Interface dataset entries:
——————————
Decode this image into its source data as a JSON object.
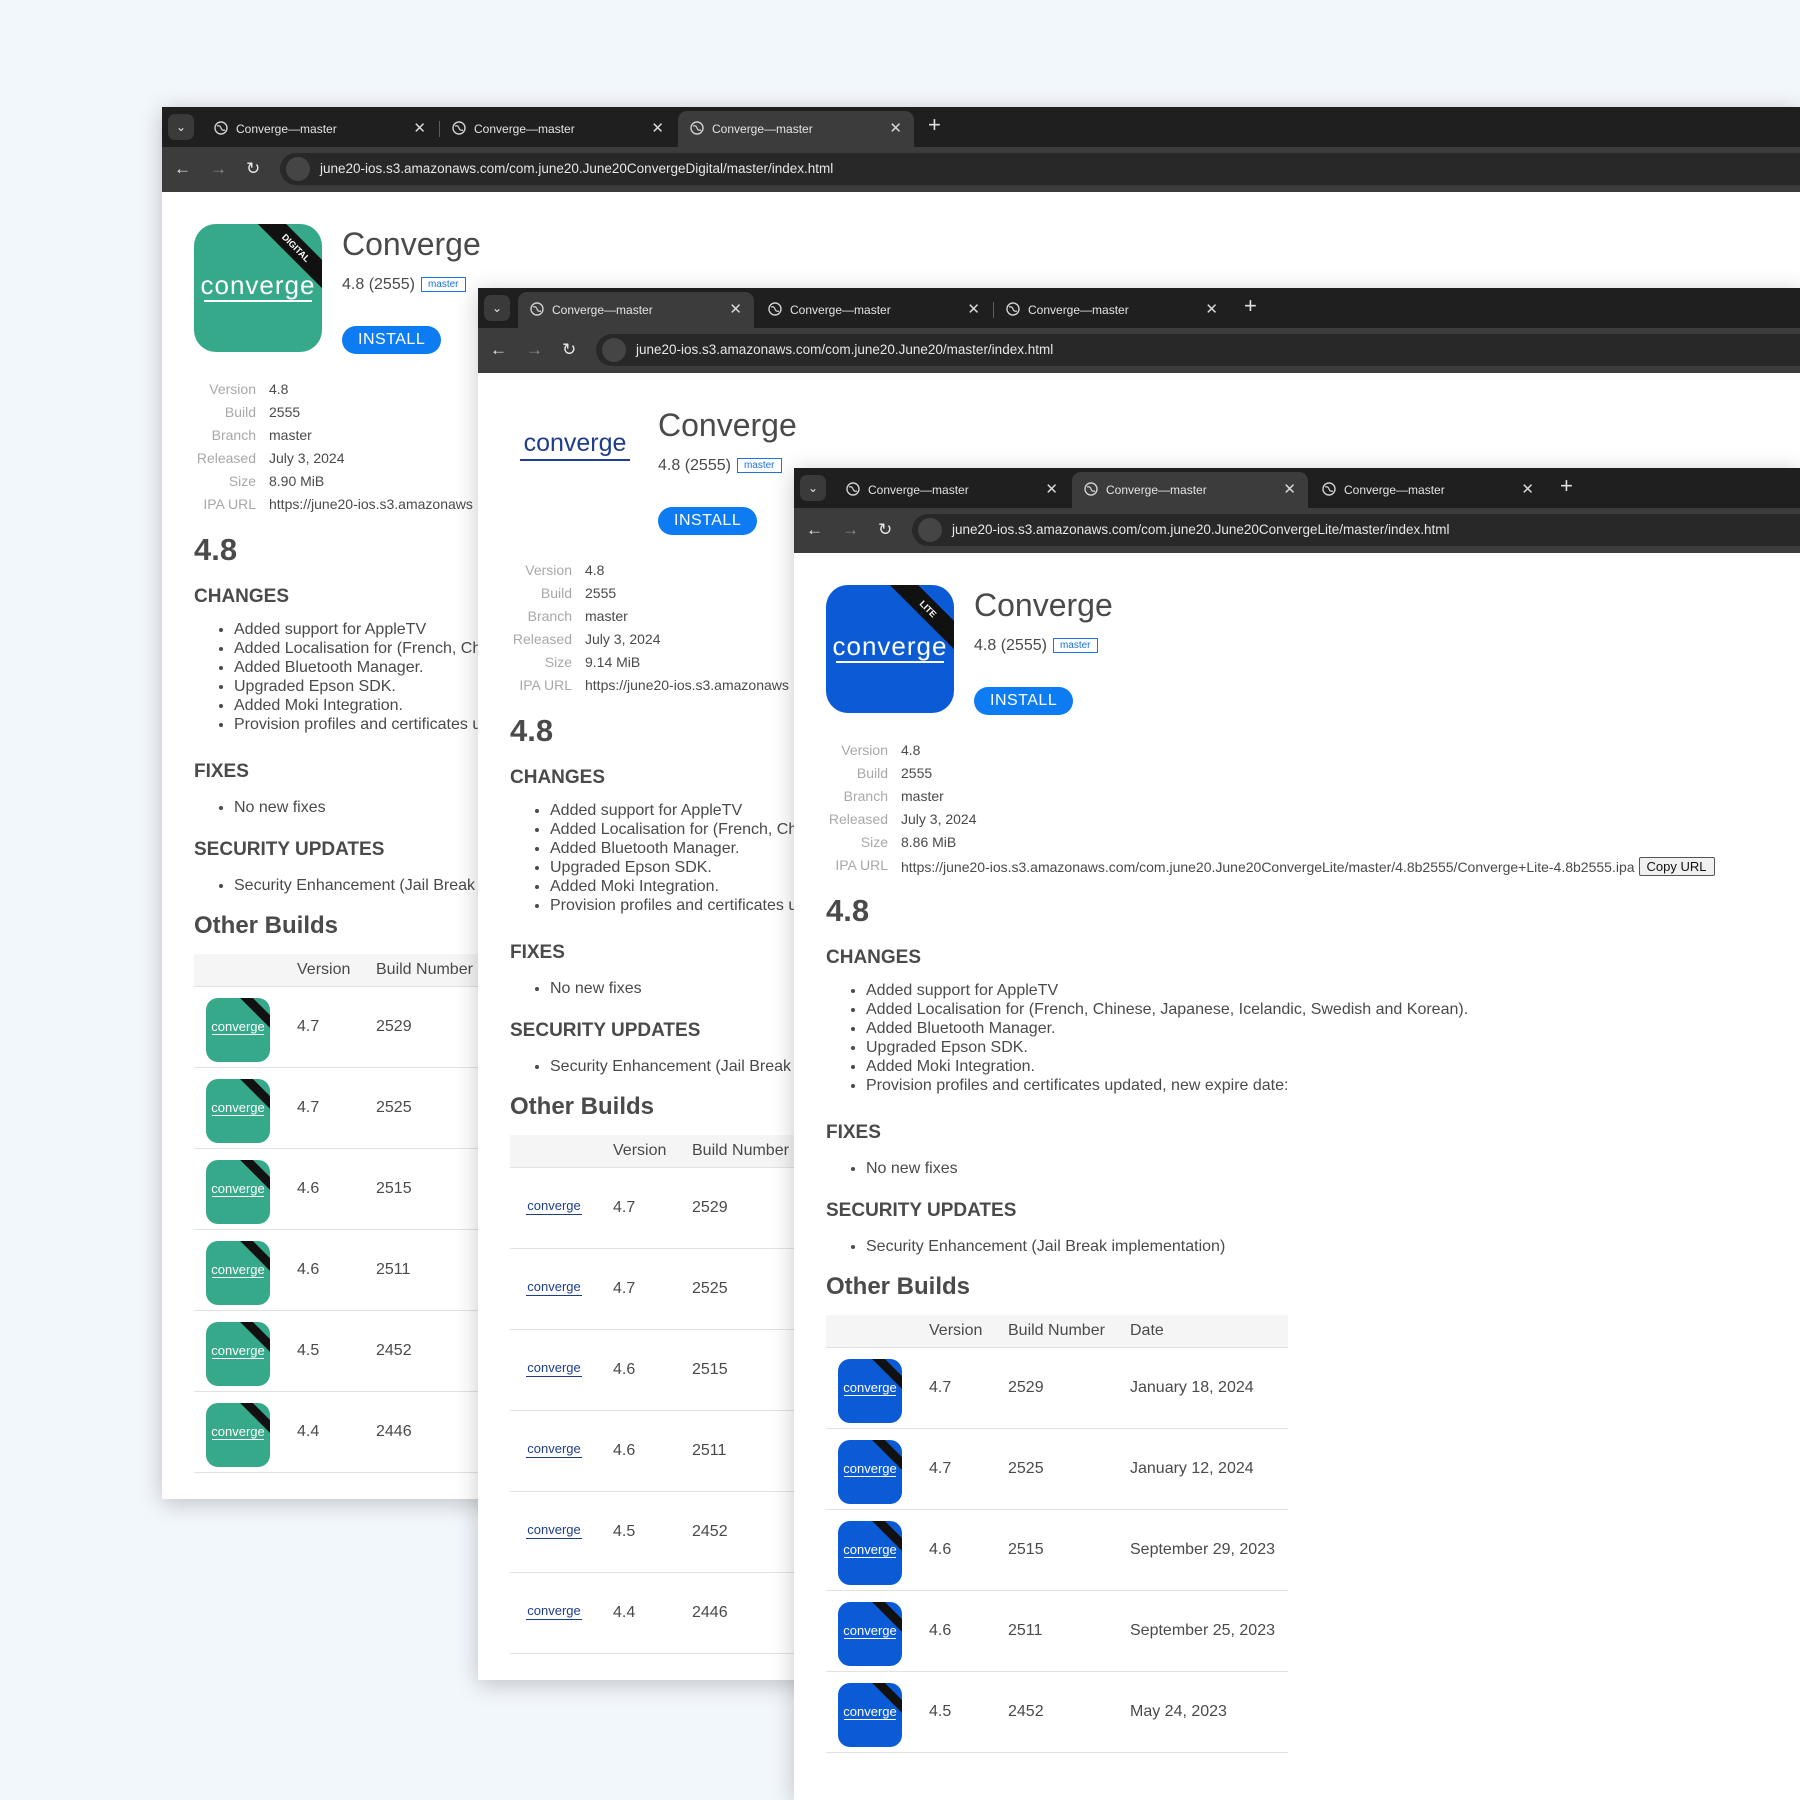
{
  "colors": {
    "digital": "#35a98a",
    "lite": "#0b5bd6",
    "accent": "#0d7cf2"
  },
  "windows": [
    {
      "tabs": [
        {
          "title": "Converge—master",
          "active": false
        },
        {
          "title": "Converge—master",
          "active": false
        },
        {
          "title": "Converge—master",
          "active": true
        }
      ],
      "url": "june20-ios.s3.amazonaws.com/com.june20.June20ConvergeDigital/master/index.html",
      "app": {
        "icon_variant": "digital",
        "logo_text": "converge",
        "ribbon": "DIGITAL",
        "title": "Converge",
        "version_build": "4.8 (2555)",
        "branch_badge": "master",
        "install_label": "INSTALL"
      },
      "meta": [
        {
          "key": "Version",
          "value": "4.8"
        },
        {
          "key": "Build",
          "value": "2555"
        },
        {
          "key": "Branch",
          "value": "master"
        },
        {
          "key": "Released",
          "value": "July 3, 2024"
        },
        {
          "key": "Size",
          "value": "8.90 MiB"
        },
        {
          "key": "IPA URL",
          "value": "https://june20-ios.s3.amazonaws"
        }
      ],
      "big_version": "4.8",
      "changes_heading": "CHANGES",
      "changes": [
        "Added support for AppleTV",
        "Added Localisation for (French, Ch",
        "Added Bluetooth Manager.",
        "Upgraded Epson SDK.",
        "Added Moki Integration.",
        "Provision profiles and certificates u"
      ],
      "fixes_heading": "FIXES",
      "fixes": [
        "No new fixes"
      ],
      "security_heading": "SECURITY UPDATES",
      "security": [
        "Security Enhancement (Jail Break"
      ],
      "other_builds_heading": "Other Builds",
      "builds_header": {
        "version": "Version",
        "build": "Build Number"
      },
      "builds": [
        {
          "version": "4.7",
          "build": "2529"
        },
        {
          "version": "4.7",
          "build": "2525"
        },
        {
          "version": "4.6",
          "build": "2515"
        },
        {
          "version": "4.6",
          "build": "2511"
        },
        {
          "version": "4.5",
          "build": "2452"
        },
        {
          "version": "4.4",
          "build": "2446"
        }
      ]
    },
    {
      "tabs": [
        {
          "title": "Converge—master",
          "active": true
        },
        {
          "title": "Converge—master",
          "active": false
        },
        {
          "title": "Converge—master",
          "active": false
        }
      ],
      "url": "june20-ios.s3.amazonaws.com/com.june20.June20/master/index.html",
      "app": {
        "icon_variant": "plain",
        "logo_text": "converge",
        "title": "Converge",
        "version_build": "4.8 (2555)",
        "branch_badge": "master",
        "install_label": "INSTALL"
      },
      "meta": [
        {
          "key": "Version",
          "value": "4.8"
        },
        {
          "key": "Build",
          "value": "2555"
        },
        {
          "key": "Branch",
          "value": "master"
        },
        {
          "key": "Released",
          "value": "July 3, 2024"
        },
        {
          "key": "Size",
          "value": "9.14 MiB"
        },
        {
          "key": "IPA URL",
          "value": "https://june20-ios.s3.amazonaws"
        }
      ],
      "big_version": "4.8",
      "changes_heading": "CHANGES",
      "changes": [
        "Added support for AppleTV",
        "Added Localisation for (French, Ch",
        "Added Bluetooth Manager.",
        "Upgraded Epson SDK.",
        "Added Moki Integration.",
        "Provision profiles and certificates u"
      ],
      "fixes_heading": "FIXES",
      "fixes": [
        "No new fixes"
      ],
      "security_heading": "SECURITY UPDATES",
      "security": [
        "Security Enhancement (Jail Break"
      ],
      "other_builds_heading": "Other Builds",
      "builds_header": {
        "version": "Version",
        "build": "Build Number"
      },
      "builds": [
        {
          "version": "4.7",
          "build": "2529"
        },
        {
          "version": "4.7",
          "build": "2525"
        },
        {
          "version": "4.6",
          "build": "2515"
        },
        {
          "version": "4.6",
          "build": "2511"
        },
        {
          "version": "4.5",
          "build": "2452"
        },
        {
          "version": "4.4",
          "build": "2446"
        }
      ]
    },
    {
      "tabs": [
        {
          "title": "Converge—master",
          "active": false
        },
        {
          "title": "Converge—master",
          "active": true
        },
        {
          "title": "Converge—master",
          "active": false
        }
      ],
      "url": "june20-ios.s3.amazonaws.com/com.june20.June20ConvergeLite/master/index.html",
      "app": {
        "icon_variant": "lite",
        "logo_text": "converge",
        "ribbon": "LITE",
        "title": "Converge",
        "version_build": "4.8 (2555)",
        "branch_badge": "master",
        "install_label": "INSTALL"
      },
      "meta": [
        {
          "key": "Version",
          "value": "4.8"
        },
        {
          "key": "Build",
          "value": "2555"
        },
        {
          "key": "Branch",
          "value": "master"
        },
        {
          "key": "Released",
          "value": "July 3, 2024"
        },
        {
          "key": "Size",
          "value": "8.86 MiB"
        },
        {
          "key": "IPA URL",
          "value": "https://june20-ios.s3.amazonaws.com/com.june20.June20ConvergeLite/master/4.8b2555/Converge+Lite-4.8b2555.ipa",
          "copy_label": "Copy URL"
        }
      ],
      "big_version": "4.8",
      "changes_heading": "CHANGES",
      "changes": [
        "Added support for AppleTV",
        "Added Localisation for (French, Chinese, Japanese, Icelandic, Swedish and Korean).",
        "Added Bluetooth Manager.",
        "Upgraded Epson SDK.",
        "Added Moki Integration.",
        "Provision profiles and certificates updated, new expire date:"
      ],
      "fixes_heading": "FIXES",
      "fixes": [
        "No new fixes"
      ],
      "security_heading": "SECURITY UPDATES",
      "security": [
        "Security Enhancement (Jail Break implementation)"
      ],
      "other_builds_heading": "Other Builds",
      "builds_header": {
        "version": "Version",
        "build": "Build Number",
        "date": "Date"
      },
      "builds": [
        {
          "version": "4.7",
          "build": "2529",
          "date": "January 18, 2024"
        },
        {
          "version": "4.7",
          "build": "2525",
          "date": "January 12, 2024"
        },
        {
          "version": "4.6",
          "build": "2515",
          "date": "September 29, 2023"
        },
        {
          "version": "4.6",
          "build": "2511",
          "date": "September 25, 2023"
        },
        {
          "version": "4.5",
          "build": "2452",
          "date": "May 24, 2023"
        }
      ]
    }
  ]
}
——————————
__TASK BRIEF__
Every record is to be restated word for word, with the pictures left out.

__RESPONSE AREA__
Decode this image into its source data as a JSON object.
{
  "colors": {
    "digital": "#35a98a",
    "lite": "#0b5bd6",
    "accent": "#0d7cf2"
  },
  "windows": [
    {
      "tabs": [
        {
          "title": "Converge—master",
          "active": false
        },
        {
          "title": "Converge—master",
          "active": false
        },
        {
          "title": "Converge—master",
          "active": true
        }
      ],
      "url": "june20-ios.s3.amazonaws.com/com.june20.June20ConvergeDigital/master/index.html",
      "app": {
        "icon_variant": "digital",
        "logo_text": "converge",
        "ribbon": "DIGITAL",
        "title": "Converge",
        "version_build": "4.8 (2555)",
        "branch_badge": "master",
        "install_label": "INSTALL"
      },
      "meta": [
        {
          "key": "Version",
          "value": "4.8"
        },
        {
          "key": "Build",
          "value": "2555"
        },
        {
          "key": "Branch",
          "value": "master"
        },
        {
          "key": "Released",
          "value": "July 3, 2024"
        },
        {
          "key": "Size",
          "value": "8.90 MiB"
        },
        {
          "key": "IPA URL",
          "value": "https://june20-ios.s3.amazonaws"
        }
      ],
      "big_version": "4.8",
      "changes_heading": "CHANGES",
      "changes": [
        "Added support for AppleTV",
        "Added Localisation for (French, Ch",
        "Added Bluetooth Manager.",
        "Upgraded Epson SDK.",
        "Added Moki Integration.",
        "Provision profiles and certificates u"
      ],
      "fixes_heading": "FIXES",
      "fixes": [
        "No new fixes"
      ],
      "security_heading": "SECURITY UPDATES",
      "security": [
        "Security Enhancement (Jail Break"
      ],
      "other_builds_heading": "Other Builds",
      "builds_header": {
        "version": "Version",
        "build": "Build Number"
      },
      "builds": [
        {
          "version": "4.7",
          "build": "2529"
        },
        {
          "version": "4.7",
          "build": "2525"
        },
        {
          "version": "4.6",
          "build": "2515"
        },
        {
          "version": "4.6",
          "build": "2511"
        },
        {
          "version": "4.5",
          "build": "2452"
        },
        {
          "version": "4.4",
          "build": "2446"
        }
      ]
    },
    {
      "tabs": [
        {
          "title": "Converge—master",
          "active": true
        },
        {
          "title": "Converge—master",
          "active": false
        },
        {
          "title": "Converge—master",
          "active": false
        }
      ],
      "url": "june20-ios.s3.amazonaws.com/com.june20.June20/master/index.html",
      "app": {
        "icon_variant": "plain",
        "logo_text": "converge",
        "title": "Converge",
        "version_build": "4.8 (2555)",
        "branch_badge": "master",
        "install_label": "INSTALL"
      },
      "meta": [
        {
          "key": "Version",
          "value": "4.8"
        },
        {
          "key": "Build",
          "value": "2555"
        },
        {
          "key": "Branch",
          "value": "master"
        },
        {
          "key": "Released",
          "value": "July 3, 2024"
        },
        {
          "key": "Size",
          "value": "9.14 MiB"
        },
        {
          "key": "IPA URL",
          "value": "https://june20-ios.s3.amazonaws"
        }
      ],
      "big_version": "4.8",
      "changes_heading": "CHANGES",
      "changes": [
        "Added support for AppleTV",
        "Added Localisation for (French, Ch",
        "Added Bluetooth Manager.",
        "Upgraded Epson SDK.",
        "Added Moki Integration.",
        "Provision profiles and certificates u"
      ],
      "fixes_heading": "FIXES",
      "fixes": [
        "No new fixes"
      ],
      "security_heading": "SECURITY UPDATES",
      "security": [
        "Security Enhancement (Jail Break"
      ],
      "other_builds_heading": "Other Builds",
      "builds_header": {
        "version": "Version",
        "build": "Build Number"
      },
      "builds": [
        {
          "version": "4.7",
          "build": "2529"
        },
        {
          "version": "4.7",
          "build": "2525"
        },
        {
          "version": "4.6",
          "build": "2515"
        },
        {
          "version": "4.6",
          "build": "2511"
        },
        {
          "version": "4.5",
          "build": "2452"
        },
        {
          "version": "4.4",
          "build": "2446"
        }
      ]
    },
    {
      "tabs": [
        {
          "title": "Converge—master",
          "active": false
        },
        {
          "title": "Converge—master",
          "active": true
        },
        {
          "title": "Converge—master",
          "active": false
        }
      ],
      "url": "june20-ios.s3.amazonaws.com/com.june20.June20ConvergeLite/master/index.html",
      "app": {
        "icon_variant": "lite",
        "logo_text": "converge",
        "ribbon": "LITE",
        "title": "Converge",
        "version_build": "4.8 (2555)",
        "branch_badge": "master",
        "install_label": "INSTALL"
      },
      "meta": [
        {
          "key": "Version",
          "value": "4.8"
        },
        {
          "key": "Build",
          "value": "2555"
        },
        {
          "key": "Branch",
          "value": "master"
        },
        {
          "key": "Released",
          "value": "July 3, 2024"
        },
        {
          "key": "Size",
          "value": "8.86 MiB"
        },
        {
          "key": "IPA URL",
          "value": "https://june20-ios.s3.amazonaws.com/com.june20.June20ConvergeLite/master/4.8b2555/Converge+Lite-4.8b2555.ipa",
          "copy_label": "Copy URL"
        }
      ],
      "big_version": "4.8",
      "changes_heading": "CHANGES",
      "changes": [
        "Added support for AppleTV",
        "Added Localisation for (French, Chinese, Japanese, Icelandic, Swedish and Korean).",
        "Added Bluetooth Manager.",
        "Upgraded Epson SDK.",
        "Added Moki Integration.",
        "Provision profiles and certificates updated, new expire date:"
      ],
      "fixes_heading": "FIXES",
      "fixes": [
        "No new fixes"
      ],
      "security_heading": "SECURITY UPDATES",
      "security": [
        "Security Enhancement (Jail Break implementation)"
      ],
      "other_builds_heading": "Other Builds",
      "builds_header": {
        "version": "Version",
        "build": "Build Number",
        "date": "Date"
      },
      "builds": [
        {
          "version": "4.7",
          "build": "2529",
          "date": "January 18, 2024"
        },
        {
          "version": "4.7",
          "build": "2525",
          "date": "January 12, 2024"
        },
        {
          "version": "4.6",
          "build": "2515",
          "date": "September 29, 2023"
        },
        {
          "version": "4.6",
          "build": "2511",
          "date": "September 25, 2023"
        },
        {
          "version": "4.5",
          "build": "2452",
          "date": "May 24, 2023"
        }
      ]
    }
  ]
}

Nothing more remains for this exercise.